I recently read something about a school district in Alabama that has developed a program to help high school students who struggle with reading comprehension skills. Surely, I thought, by the time students get to high school they understand what they are reading. But that isn’t the case.
According to the National Assessment of Education Progress (NAEP), reading achievement stalls in the upper grades. A number of students, it found, don’t have what they need to be proficient at their grade level. While students in the upper grades have more complex reading material, advanced reading instruction is rarely taught.
According to the Center, “Making the jump to advanced reading shouldn’t be something students have to figure out on their own.” Its guide, Still learning: Reading beyond grade three looks at how to identify struggling readers, sources of reading difficulties, strategies for students with reading disabilities, and the need for teaching advanced reading skills.
The guide includes handouts you can use to build fluency, enhance comprehension, and expand vocabulary. As we all know, advanced reading skills are critical for success not only in high school, but also in life after high school.

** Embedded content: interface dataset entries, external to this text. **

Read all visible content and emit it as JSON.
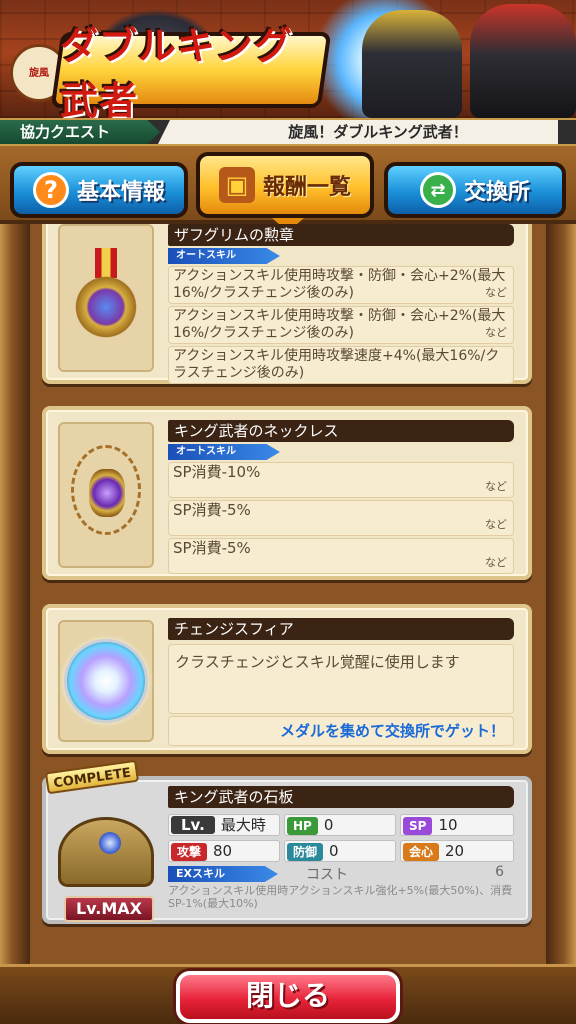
{
  "banner": {
    "title": "ダブルキング武者",
    "seal": "旋風"
  },
  "infobar": {
    "category": "協力クエスト",
    "quest_name": "旋風！ダブルキング武者！"
  },
  "tabs": [
    {
      "label": "基本情報",
      "icon": "question-icon",
      "selected": false
    },
    {
      "label": "報酬一覧",
      "icon": "treasure-chest-icon",
      "selected": true
    },
    {
      "label": "交換所",
      "icon": "exchange-icon",
      "selected": false
    }
  ],
  "rewards": [
    {
      "name": "ザフグリムの勲章",
      "skill_tag": "オートスキル",
      "icon": "medal-icon",
      "rows": [
        {
          "text": "アクションスキル使用時攻撃・防御・会心+2%(最大16%/クラスチェンジ後のみ)",
          "suffix": "など"
        },
        {
          "text": "アクションスキル使用時攻撃・防御・会心+2%(最大16%/クラスチェンジ後のみ)",
          "suffix": "など"
        },
        {
          "text": "アクションスキル使用時攻撃速度+4%(最大16%/クラスチェンジ後のみ)",
          "suffix": ""
        }
      ]
    },
    {
      "name": "キング武者のネックレス",
      "skill_tag": "オートスキル",
      "icon": "necklace-icon",
      "rows": [
        {
          "text": "SP消費-10%",
          "suffix": "など"
        },
        {
          "text": "SP消費-5%",
          "suffix": "など"
        },
        {
          "text": "SP消費-5%",
          "suffix": "など"
        }
      ]
    },
    {
      "name": "チェンジスフィア",
      "icon": "sphere-icon",
      "description": "クラスチェンジとスキル覚醒に使用します",
      "hint": "メダルを集めて交換所でゲット！"
    }
  ],
  "slab": {
    "badge": "COMPLETE",
    "name": "キング武者の石板",
    "lv_button": "Lv.MAX",
    "lv_label": "Lv.",
    "lv_value": "最大時",
    "stats": {
      "hp_label": "HP",
      "hp": "0",
      "sp_label": "SP",
      "sp": "10",
      "atk_label": "攻撃",
      "atk": "80",
      "def_label": "防御",
      "def": "0",
      "crit_label": "会心",
      "crit": "20"
    },
    "ex_tag": "EXスキル",
    "cost_label": "コスト",
    "cost": "6",
    "ex_desc": "アクションスキル使用時アクションスキル強化+5%(最大50%)、消費SP-1%(最大10%)"
  },
  "footer": {
    "close_label": "閉じる"
  }
}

Teaching advanced reading skills in high schools is just a common-sense strategy!
— Pamela Karwasinski